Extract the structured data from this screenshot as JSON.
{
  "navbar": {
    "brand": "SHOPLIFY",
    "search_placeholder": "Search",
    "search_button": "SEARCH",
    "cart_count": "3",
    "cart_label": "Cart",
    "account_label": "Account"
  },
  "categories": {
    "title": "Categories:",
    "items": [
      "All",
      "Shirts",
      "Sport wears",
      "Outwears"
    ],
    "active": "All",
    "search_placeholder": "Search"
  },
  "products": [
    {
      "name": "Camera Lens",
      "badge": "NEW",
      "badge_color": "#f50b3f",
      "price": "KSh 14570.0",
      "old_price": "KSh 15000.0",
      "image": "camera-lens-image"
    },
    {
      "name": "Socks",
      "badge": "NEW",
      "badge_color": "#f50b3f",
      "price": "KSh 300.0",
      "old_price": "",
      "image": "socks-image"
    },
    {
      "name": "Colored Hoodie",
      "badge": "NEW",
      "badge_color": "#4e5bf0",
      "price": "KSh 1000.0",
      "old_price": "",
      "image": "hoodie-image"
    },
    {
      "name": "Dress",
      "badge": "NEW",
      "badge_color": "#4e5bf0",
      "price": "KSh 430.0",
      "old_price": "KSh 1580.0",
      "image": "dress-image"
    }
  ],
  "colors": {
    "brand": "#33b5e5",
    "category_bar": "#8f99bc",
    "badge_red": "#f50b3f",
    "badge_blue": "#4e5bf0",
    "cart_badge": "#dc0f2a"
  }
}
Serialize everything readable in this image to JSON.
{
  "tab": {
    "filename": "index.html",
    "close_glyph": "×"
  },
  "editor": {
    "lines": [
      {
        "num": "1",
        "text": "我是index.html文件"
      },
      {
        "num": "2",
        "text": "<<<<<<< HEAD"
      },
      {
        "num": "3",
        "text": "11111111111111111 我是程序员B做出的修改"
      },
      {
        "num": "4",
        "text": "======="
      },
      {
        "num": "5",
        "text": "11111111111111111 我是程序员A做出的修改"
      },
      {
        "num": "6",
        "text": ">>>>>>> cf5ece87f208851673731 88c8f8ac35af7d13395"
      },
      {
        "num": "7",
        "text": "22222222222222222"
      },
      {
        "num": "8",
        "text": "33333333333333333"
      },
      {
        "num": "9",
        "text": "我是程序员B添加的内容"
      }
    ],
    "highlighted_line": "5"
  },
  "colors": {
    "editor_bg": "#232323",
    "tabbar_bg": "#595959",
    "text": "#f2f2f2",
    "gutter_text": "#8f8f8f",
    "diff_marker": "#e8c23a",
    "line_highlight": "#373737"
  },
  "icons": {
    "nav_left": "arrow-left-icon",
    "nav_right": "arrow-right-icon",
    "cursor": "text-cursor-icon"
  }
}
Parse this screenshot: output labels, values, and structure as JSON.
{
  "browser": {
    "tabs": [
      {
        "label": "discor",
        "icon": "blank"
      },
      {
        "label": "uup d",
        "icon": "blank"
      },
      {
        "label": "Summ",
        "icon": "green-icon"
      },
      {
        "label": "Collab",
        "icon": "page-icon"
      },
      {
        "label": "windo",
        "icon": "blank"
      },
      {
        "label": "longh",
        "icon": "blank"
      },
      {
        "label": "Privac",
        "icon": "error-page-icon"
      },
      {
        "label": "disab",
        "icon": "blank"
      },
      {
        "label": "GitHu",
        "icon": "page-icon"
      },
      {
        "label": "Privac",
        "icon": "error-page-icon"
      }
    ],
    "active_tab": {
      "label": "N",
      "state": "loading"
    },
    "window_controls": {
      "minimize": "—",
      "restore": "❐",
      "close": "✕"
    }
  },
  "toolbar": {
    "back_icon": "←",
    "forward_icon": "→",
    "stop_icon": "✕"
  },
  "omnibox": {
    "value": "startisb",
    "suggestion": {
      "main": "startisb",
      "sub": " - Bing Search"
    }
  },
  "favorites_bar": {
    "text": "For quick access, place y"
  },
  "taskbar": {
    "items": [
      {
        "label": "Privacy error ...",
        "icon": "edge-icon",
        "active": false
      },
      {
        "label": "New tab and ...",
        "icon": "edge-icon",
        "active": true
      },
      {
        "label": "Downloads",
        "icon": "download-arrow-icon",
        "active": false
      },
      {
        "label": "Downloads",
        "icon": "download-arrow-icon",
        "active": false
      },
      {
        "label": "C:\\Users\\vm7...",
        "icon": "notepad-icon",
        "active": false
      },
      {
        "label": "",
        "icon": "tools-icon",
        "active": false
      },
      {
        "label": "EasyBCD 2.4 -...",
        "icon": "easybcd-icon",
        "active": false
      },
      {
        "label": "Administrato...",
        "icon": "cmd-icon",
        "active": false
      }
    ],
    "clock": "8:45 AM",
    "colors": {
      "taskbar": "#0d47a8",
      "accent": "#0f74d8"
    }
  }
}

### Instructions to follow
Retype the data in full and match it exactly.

### Output
Extract the structured data from this screenshot as JSON.
{
  "navbar": {
    "brand": "SHOPLIFY",
    "search_placeholder": "Search",
    "search_button": "SEARCH",
    "cart_count": "3",
    "cart_label": "Cart",
    "account_label": "Account"
  },
  "categories": {
    "title": "Categories:",
    "items": [
      "All",
      "Shirts",
      "Sport wears",
      "Outwears"
    ],
    "active": "All",
    "search_placeholder": "Search"
  },
  "products": [
    {
      "name": "Camera Lens",
      "badge": "NEW",
      "badge_color": "#f50b3f",
      "price": "KSh 14570.0",
      "old_price": "KSh 15000.0",
      "image": "camera-lens-image"
    },
    {
      "name": "Socks",
      "badge": "NEW",
      "badge_color": "#f50b3f",
      "price": "KSh 300.0",
      "old_price": "",
      "image": "socks-image"
    },
    {
      "name": "Colored Hoodie",
      "badge": "NEW",
      "badge_color": "#4e5bf0",
      "price": "KSh 1000.0",
      "old_price": "",
      "image": "hoodie-image"
    },
    {
      "name": "Dress",
      "badge": "NEW",
      "badge_color": "#4e5bf0",
      "price": "KSh 430.0",
      "old_price": "KSh 1580.0",
      "image": "dress-image"
    }
  ],
  "colors": {
    "brand": "#33b5e5",
    "category_bar": "#8f99bc",
    "badge_red": "#f50b3f",
    "badge_blue": "#4e5bf0",
    "cart_badge": "#dc0f2a"
  }
}
Serialize everything readable in this image to JSON.
{
  "tab": {
    "filename": "index.html",
    "close_glyph": "×"
  },
  "editor": {
    "lines": [
      {
        "num": "1",
        "text": "我是index.html文件"
      },
      {
        "num": "2",
        "text": "<<<<<<< HEAD"
      },
      {
        "num": "3",
        "text": "11111111111111111 我是程序员B做出的修改"
      },
      {
        "num": "4",
        "text": "======="
      },
      {
        "num": "5",
        "text": "11111111111111111 我是程序员A做出的修改"
      },
      {
        "num": "6",
        "text": ">>>>>>> cf5ece87f208851673731 88c8f8ac35af7d13395"
      },
      {
        "num": "7",
        "text": "22222222222222222"
      },
      {
        "num": "8",
        "text": "33333333333333333"
      },
      {
        "num": "9",
        "text": "我是程序员B添加的内容"
      }
    ],
    "highlighted_line": "5"
  },
  "colors": {
    "editor_bg": "#232323",
    "tabbar_bg": "#595959",
    "text": "#f2f2f2",
    "gutter_text": "#8f8f8f",
    "diff_marker": "#e8c23a",
    "line_highlight": "#373737"
  },
  "icons": {
    "nav_left": "arrow-left-icon",
    "nav_right": "arrow-right-icon",
    "cursor": "text-cursor-icon"
  }
}
Parse this screenshot: output labels, values, and structure as JSON.
{
  "browser": {
    "tabs": [
      {
        "label": "discor",
        "icon": "blank"
      },
      {
        "label": "uup d",
        "icon": "blank"
      },
      {
        "label": "Summ",
        "icon": "green-icon"
      },
      {
        "label": "Collab",
        "icon": "page-icon"
      },
      {
        "label": "windo",
        "icon": "blank"
      },
      {
        "label": "longh",
        "icon": "blank"
      },
      {
        "label": "Privac",
        "icon": "error-page-icon"
      },
      {
        "label": "disab",
        "icon": "blank"
      },
      {
        "label": "GitHu",
        "icon": "page-icon"
      },
      {
        "label": "Privac",
        "icon": "error-page-icon"
      }
    ],
    "active_tab": {
      "label": "N",
      "state": "loading"
    },
    "window_controls": {
      "minimize": "—",
      "restore": "❐",
      "close": "✕"
    }
  },
  "toolbar": {
    "back_icon": "←",
    "forward_icon": "→",
    "stop_icon": "✕"
  },
  "omnibox": {
    "value": "startisb",
    "suggestion": {
      "main": "startisb",
      "sub": " - Bing Search"
    }
  },
  "favorites_bar": {
    "text": "For quick access, place y"
  },
  "taskbar": {
    "items": [
      {
        "label": "Privacy error ...",
        "icon": "edge-icon",
        "active": false
      },
      {
        "label": "New tab and ...",
        "icon": "edge-icon",
        "active": true
      },
      {
        "label": "Downloads",
        "icon": "download-arrow-icon",
        "active": false
      },
      {
        "label": "Downloads",
        "icon": "download-arrow-icon",
        "active": false
      },
      {
        "label": "C:\\Users\\vm7...",
        "icon": "notepad-icon",
        "active": false
      },
      {
        "label": "",
        "icon": "tools-icon",
        "active": false
      },
      {
        "label": "EasyBCD 2.4 -...",
        "icon": "easybcd-icon",
        "active": false
      },
      {
        "label": "Administrato...",
        "icon": "cmd-icon",
        "active": false
      }
    ],
    "clock": "8:45 AM",
    "colors": {
      "taskbar": "#0d47a8",
      "accent": "#0f74d8"
    }
  }
}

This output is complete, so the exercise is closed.